Research has highlighted the role of emotion regulation as a common factor underlying emotional disorders. The current study examined the relationship of emotion regulation skills to obsessive-compulsive disorder (OCD) symptoms. Seven participants with a principal diagnosis of OCD in a multiple-baseline across subjects design were taught the skill of prevention of emotional avoidance in the context of emotion provocation procedures to clinically irrelevant (nonspecific) cues prior to practicing this skill with clinically relevant (OCD-specific) cues. Results suggested successful acquisition of emotion regulation skills (as evidenced by decreased thought suppression and increased acceptance of thoughts and feelings) in clinically irrelevant contexts. Acquisition of this skill was associated with decreases in obsessive-compulsive symptoms, even though clinically relevant cues were not introduced during this phase. Implementation of skills in clinically relevant contexts was associated with greater reductions in OCD symptoms. Discussion focuses on implications for emotion regulatory processes in the maintenance and treatment of emotional disorders.

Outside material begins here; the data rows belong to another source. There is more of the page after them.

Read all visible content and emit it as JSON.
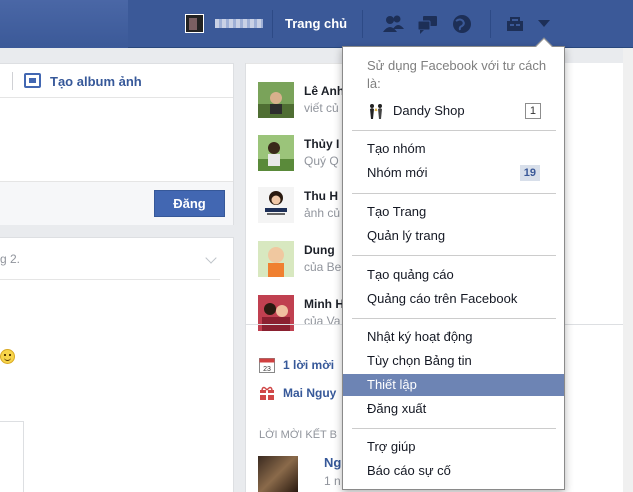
{
  "topbar": {
    "home_label": "Trang chủ"
  },
  "composer": {
    "album_label": "Tạo album ảnh",
    "post_label": "Đăng"
  },
  "feed": {
    "meta_text": "g 2."
  },
  "right_column": {
    "friends": [
      {
        "name": "Lê Anh",
        "sub": "viết củ"
      },
      {
        "name": "Thủy I",
        "sub": "Quý Q"
      },
      {
        "name": "Thu H",
        "sub": "ảnh củ"
      },
      {
        "name": "Dung",
        "sub": "của Be"
      },
      {
        "name": "Minh H",
        "sub": "của Va"
      }
    ],
    "events": [
      {
        "label": "1 lời mời",
        "icon": "calendar-icon",
        "icon_text": "23"
      },
      {
        "label": "Mai Nguy",
        "icon": "gift-icon"
      }
    ],
    "invites_title": "LỜI MỜI KẾT B",
    "invite": {
      "name": "Ng",
      "sub": "1 n"
    }
  },
  "menu": {
    "header": "Sử dụng Facebook với tư cách là:",
    "page_item": {
      "label": "Dandy Shop",
      "badge": "1"
    },
    "groups": [
      [
        {
          "label": "Tạo nhóm"
        },
        {
          "label": "Nhóm mới",
          "badge": "19"
        }
      ],
      [
        {
          "label": "Tạo Trang"
        },
        {
          "label": "Quản lý trang"
        }
      ],
      [
        {
          "label": "Tạo quảng cáo"
        },
        {
          "label": "Quảng cáo trên Facebook"
        }
      ],
      [
        {
          "label": "Nhật ký hoạt động"
        },
        {
          "label": "Tùy chọn Bảng tin"
        },
        {
          "label": "Thiết lập",
          "active": true
        },
        {
          "label": "Đăng xuất"
        }
      ],
      [
        {
          "label": "Trợ giúp"
        },
        {
          "label": "Báo cáo sự cố"
        }
      ]
    ]
  },
  "colors": {
    "brand_blue": "#3b5998",
    "button_blue": "#4267b2",
    "menu_highlight": "#6d84b4",
    "link_blue": "#365899"
  }
}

Mendeley saves you time finding and organizing research
Choose a citation style from the tabs below